A glimpse of the formidable Opera House on the way back to the Chedi causes me to pause again, as I reassess my initial assumptions about the Sultanate’s casual contentment – it seems I’ll have to visit again before I can make true sense of this jewel of the Middle East.


Brush up on history at Bait Al-Baranda

Translated as ‘villa on the varanda’, Bait Al-Baranda is a great place to head for a crash course in the history of Muscat. Within walking distance of the Mutrah Souk, the museum covers everything from the geology of the region and the earliest human settlements from 10,000BC up to the early Islamic origins of the country and more recent history. Opened in 2006, this small museum is definitely worth a look. Check out its Facebook page for more details.

Need to know

Getting there
Time Out flew with Flydubai (www.flydubai.com, 04 231 1000) direct from Dubai to Muscat from Dhs500 return. Alternatively, Oman Air (www.omanair.com) flies from Dubai and Abu Dhabi direct to Oman, and you can also consider flights from Emirates or Etihad. Oman’s Muscat International Airport is a fair way from the city centre, so expect to pay around Dhs100 to get to your hotel. It is also possible to drive from Dubai to Muscat, which takes about five hours.

Where to stay
The Chedi Muscat. Al Khuwair, Muscat, www.ghm.hotels.com (+968 24 524 400).

What to see
Visit in January for the annual Muscat Festival, which includes Muscat Fashion Week and Oman Food Festival, as well as Arabic concerts. Dates for the 2013 festival are yet to be confirmed: keep an eye on the website for details.
www.muscat-festival.com.

Visas
Visitors are required to purchase a tourist visa for approximately Dhs48 upon arrival. This can be obtained at the airport.

More from Travel

Past oases and through abandoned villages with splendid scenic offerings

Things to do in Hatta, Fujairah, Liwa desert, Abu Dhabi, Sharjah, Al Ain and RAK

Embark on a relaxing island escape with a dash of adventure

Local expert Liz O’Reilly reveals the places you must see

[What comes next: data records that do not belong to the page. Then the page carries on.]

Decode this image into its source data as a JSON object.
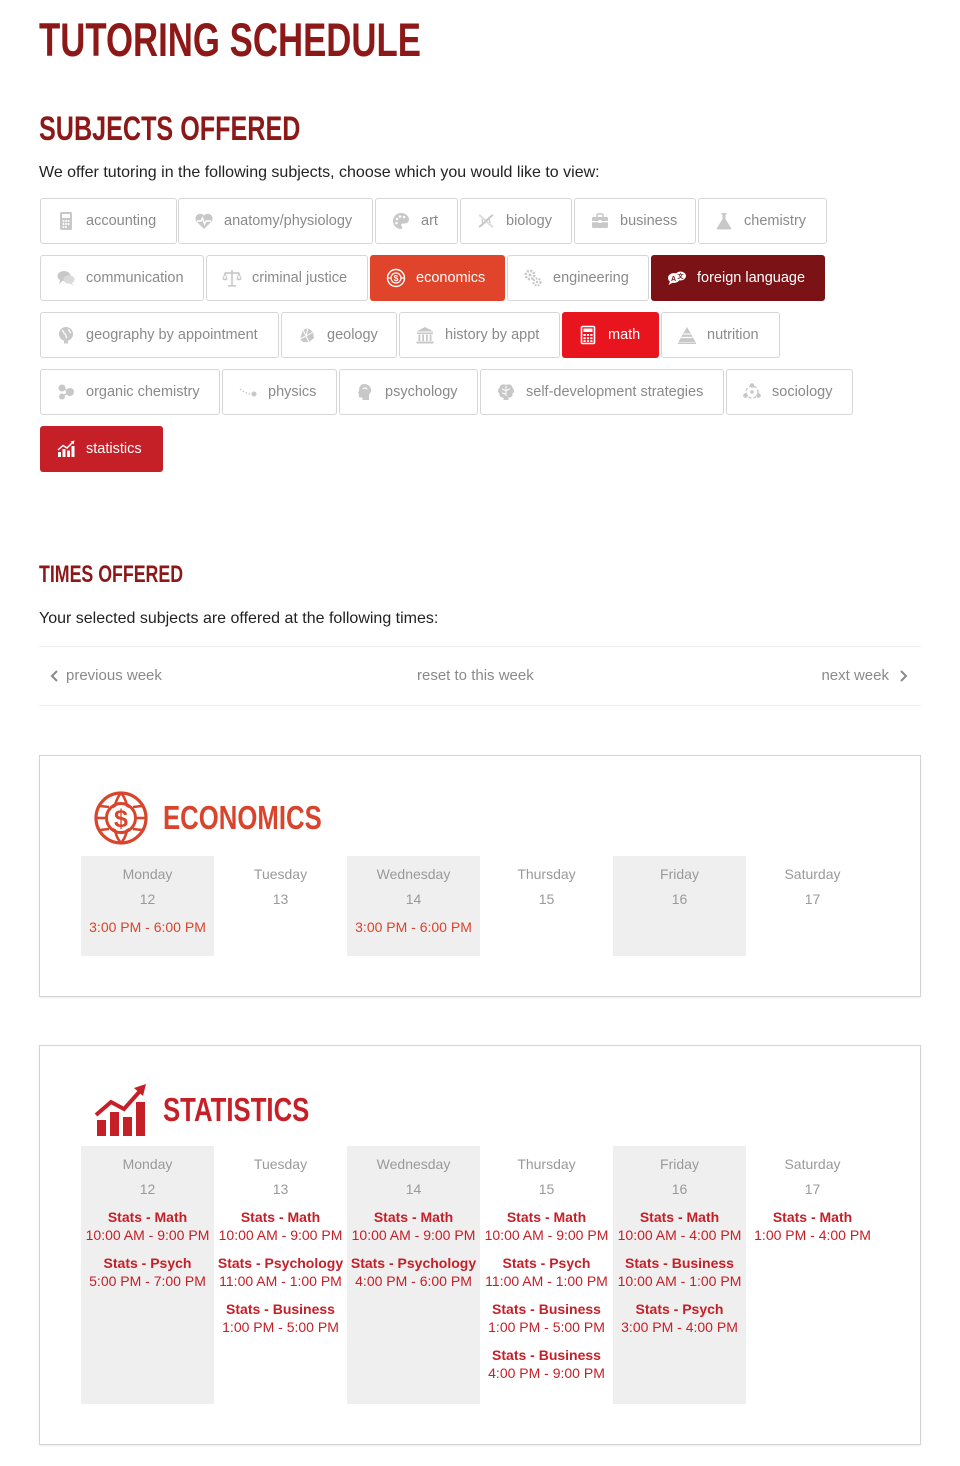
{
  "page": {
    "title": "TUTORING SCHEDULE",
    "subjects_title": "SUBJECTS OFFERED",
    "subjects_intro": "We offer tutoring in the following subjects, choose which you would like to view:",
    "times_title": "TIMES OFFERED",
    "times_intro": "Your selected subjects are offered at the following times:"
  },
  "colors": {
    "title": "#8c1818",
    "economics": "#e0442a",
    "foreign_language": "#7b1216",
    "math": "#e8151f",
    "statistics": "#c51f27",
    "inactive_text": "#8a8a8a"
  },
  "subjects": [
    {
      "label": "accounting",
      "icon": "abacus-icon",
      "active": false
    },
    {
      "label": "anatomy/physiology",
      "icon": "heart-pulse-icon",
      "active": false
    },
    {
      "label": "art",
      "icon": "palette-icon",
      "active": false
    },
    {
      "label": "biology",
      "icon": "dna-icon",
      "active": false
    },
    {
      "label": "business",
      "icon": "briefcase-icon",
      "active": false
    },
    {
      "label": "chemistry",
      "icon": "flask-icon",
      "active": false
    },
    {
      "label": "communication",
      "icon": "speech-bubbles-icon",
      "active": false
    },
    {
      "label": "criminal justice",
      "icon": "scales-icon",
      "active": false
    },
    {
      "label": "economics",
      "icon": "globe-dollar-icon",
      "active": true
    },
    {
      "label": "engineering",
      "icon": "gears-icon",
      "active": false
    },
    {
      "label": "foreign language",
      "icon": "translate-bubbles-icon",
      "active": true
    },
    {
      "label": "geography by appointment",
      "icon": "globe-icon",
      "active": false
    },
    {
      "label": "geology",
      "icon": "rock-icon",
      "active": false
    },
    {
      "label": "history by appt",
      "icon": "museum-icon",
      "active": false
    },
    {
      "label": "math",
      "icon": "calculator-icon",
      "active": true
    },
    {
      "label": "nutrition",
      "icon": "food-pyramid-icon",
      "active": false
    },
    {
      "label": "organic chemistry",
      "icon": "molecule-icon",
      "active": false
    },
    {
      "label": "physics",
      "icon": "projectile-icon",
      "active": false
    },
    {
      "label": "psychology",
      "icon": "head-icon",
      "active": false
    },
    {
      "label": "self-development strategies",
      "icon": "brain-icon",
      "active": false
    },
    {
      "label": "sociology",
      "icon": "people-network-icon",
      "active": false
    },
    {
      "label": "statistics",
      "icon": "bar-chart-up-icon",
      "active": true
    }
  ],
  "week_nav": {
    "previous": "previous week",
    "reset": "reset to this week",
    "next": "next week"
  },
  "schedules": {
    "economics": {
      "title": "ECONOMICS",
      "icon": "globe-dollar-icon",
      "days": [
        {
          "name": "Monday",
          "num": "12",
          "slots": [
            {
              "name": "",
              "time": "3:00 PM - 6:00 PM"
            }
          ]
        },
        {
          "name": "Tuesday",
          "num": "13",
          "slots": []
        },
        {
          "name": "Wednesday",
          "num": "14",
          "slots": [
            {
              "name": "",
              "time": "3:00 PM - 6:00 PM"
            }
          ]
        },
        {
          "name": "Thursday",
          "num": "15",
          "slots": []
        },
        {
          "name": "Friday",
          "num": "16",
          "slots": []
        },
        {
          "name": "Saturday",
          "num": "17",
          "slots": []
        }
      ]
    },
    "statistics": {
      "title": "STATISTICS",
      "icon": "bar-chart-up-icon",
      "days": [
        {
          "name": "Monday",
          "num": "12",
          "slots": [
            {
              "name": "Stats - Math",
              "time": "10:00 AM - 9:00 PM"
            },
            {
              "name": "Stats - Psych",
              "time": "5:00 PM - 7:00 PM"
            }
          ]
        },
        {
          "name": "Tuesday",
          "num": "13",
          "slots": [
            {
              "name": "Stats - Math",
              "time": "10:00 AM - 9:00 PM"
            },
            {
              "name": "Stats - Psychology",
              "time": "11:00 AM - 1:00 PM"
            },
            {
              "name": "Stats - Business",
              "time": "1:00 PM - 5:00 PM"
            }
          ]
        },
        {
          "name": "Wednesday",
          "num": "14",
          "slots": [
            {
              "name": "Stats - Math",
              "time": "10:00 AM - 9:00 PM"
            },
            {
              "name": "Stats - Psychology",
              "time": "4:00 PM - 6:00 PM"
            }
          ]
        },
        {
          "name": "Thursday",
          "num": "15",
          "slots": [
            {
              "name": "Stats - Math",
              "time": "10:00 AM - 9:00 PM"
            },
            {
              "name": "Stats - Psych",
              "time": "11:00 AM - 1:00 PM"
            },
            {
              "name": "Stats - Business",
              "time": "1:00 PM - 5:00 PM"
            },
            {
              "name": "Stats - Business",
              "time": "4:00 PM - 9:00 PM"
            }
          ]
        },
        {
          "name": "Friday",
          "num": "16",
          "slots": [
            {
              "name": "Stats - Math",
              "time": "10:00 AM - 4:00 PM"
            },
            {
              "name": "Stats - Business",
              "time": "10:00 AM - 1:00 PM"
            },
            {
              "name": "Stats - Psych",
              "time": "3:00 PM - 4:00 PM"
            }
          ]
        },
        {
          "name": "Saturday",
          "num": "17",
          "slots": [
            {
              "name": "Stats - Math",
              "time": "1:00 PM - 4:00 PM"
            }
          ]
        }
      ]
    }
  }
}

Visit these nifty websites before you head off on your next trip

From ancient burial grounds to temples and forts

Newsletters

Follow us